Although this study is only the second report on cataract incidence in the UK’s diabetic patients since the 1980s, Rupert Bourne Professor of Opthalmology at Anglia Ruksin explains this “emphasises the importance of the NHS Diabetic Eye Screening programme in early identification and treatment of diabetic eye disease to prevent sight loss.”

Aims
To analyze the risk of incident cataract (diagnosis or extraction) in patients with or without diabetes focusing on other comorbid conditions, antidiabetic drug use, and diabetes duration.

Methods
The study population comprised newly diagnosed diabetes patients (≥40 years) from the UK-based Clinical Practice Research Datalink (CPRD) between 2000 and 2015, and a random sample of the general population matched for age, sex, general practice, and year of diabetes diagnosis.

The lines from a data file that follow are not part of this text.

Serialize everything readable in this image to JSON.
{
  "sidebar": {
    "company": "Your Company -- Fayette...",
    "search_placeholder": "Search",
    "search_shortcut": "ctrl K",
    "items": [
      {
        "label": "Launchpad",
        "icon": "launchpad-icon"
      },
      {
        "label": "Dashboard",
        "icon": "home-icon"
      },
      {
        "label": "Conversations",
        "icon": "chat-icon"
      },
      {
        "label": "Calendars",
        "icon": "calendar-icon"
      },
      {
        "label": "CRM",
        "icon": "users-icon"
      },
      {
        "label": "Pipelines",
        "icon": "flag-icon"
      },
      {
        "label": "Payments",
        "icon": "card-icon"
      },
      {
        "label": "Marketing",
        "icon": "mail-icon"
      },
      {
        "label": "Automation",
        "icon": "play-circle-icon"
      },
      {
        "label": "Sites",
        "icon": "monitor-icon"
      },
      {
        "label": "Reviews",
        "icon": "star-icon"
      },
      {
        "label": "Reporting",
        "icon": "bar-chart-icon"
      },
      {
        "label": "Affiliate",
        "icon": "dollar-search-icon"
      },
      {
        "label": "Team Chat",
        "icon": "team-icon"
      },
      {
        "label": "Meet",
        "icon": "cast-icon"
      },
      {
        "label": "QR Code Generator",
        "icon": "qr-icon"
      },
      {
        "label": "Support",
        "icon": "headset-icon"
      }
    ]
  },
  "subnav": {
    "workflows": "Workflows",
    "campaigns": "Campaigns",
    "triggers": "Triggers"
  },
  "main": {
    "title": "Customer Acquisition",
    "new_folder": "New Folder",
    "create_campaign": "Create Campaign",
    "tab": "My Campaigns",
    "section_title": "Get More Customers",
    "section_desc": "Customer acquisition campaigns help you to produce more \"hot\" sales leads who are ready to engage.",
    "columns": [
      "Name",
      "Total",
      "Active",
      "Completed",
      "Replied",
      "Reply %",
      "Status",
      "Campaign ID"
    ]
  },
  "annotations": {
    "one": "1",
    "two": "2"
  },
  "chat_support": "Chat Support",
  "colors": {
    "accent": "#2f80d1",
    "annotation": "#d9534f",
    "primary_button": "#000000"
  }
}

Results
There were 56,510 diabetes patients included in the study. IRs increased considerably around the age of 80 years and with a concomitant diagnosis of macular edema. The incidence rate ratio (IRR) was highest in patients of the age group of 45–54 years. In the nested case-control study, we identified 5800 patients with cataract. Risk of cataract increased with increasing diabetes duration (adj. OR 5.14, 95% CI 4.19–6.30 diabetes for ≥10 years vs. diabetes <2 years).

Conclusions
According to our study, diabetes is associated with an approximately two-fold increased detection rate of cataract. The risk of cataract associated with diabetes is highest at younger ages. Patients with diabetic macular edema are at an increased risk for cataract as well as patients with long-standing diabetes.

The full abstract is available from the journal  Eye

Full reference:  Becker, C. et al. | Cataract in patients with diabetes mellitus- incidence rates in the UK and risk factors | Eye | Vol. 1 | 2018 | doi: 10.1038/s41433-017-0003-1

This article can be requested by Rotherham NHS staff

People with diabetes face increased risk of infections

Diabetes patients have an increased risk of suffering serious infections or death compared to the general public, new research has shown | Diabetes Care | Story via ScienceDaily

A study carried out by the University of Glasgow analysed the electronic GP and hospital records of more than 100,000 English adults aged 40 to 89 years with a diabetes diagnosis, and compared them to those without a diabetes diagnosis.

The researchers estimated that 6% of infection-related hospital admissions, such as for pneumonia, and 12% of infection-related deaths among adults could be attributed to diabetes.

The large size of the study enabled the researchers to show that diabetes patients with the less common Type 1 diagnosis were at even greater risk of being hospitalised and dying from infection.

Over a seven year period, patients with Type 2 diabetes were twice as likely to be hospitalised with an infection as patients without diabetes; for Type 1 diabetes this difference was nearly four times.

The study also investigated more common infections seen by GPs, and found that skin infections such as cellulitis were twice as common in patients with diabetes.

Full story at ScienceDaily

Full reference: Carey, I.M. et al. | Risk of Infection in Type 1 and Type 2 Diabetes Compared With the General Population: A Matched Cohort Study | Diabetes Care, 2018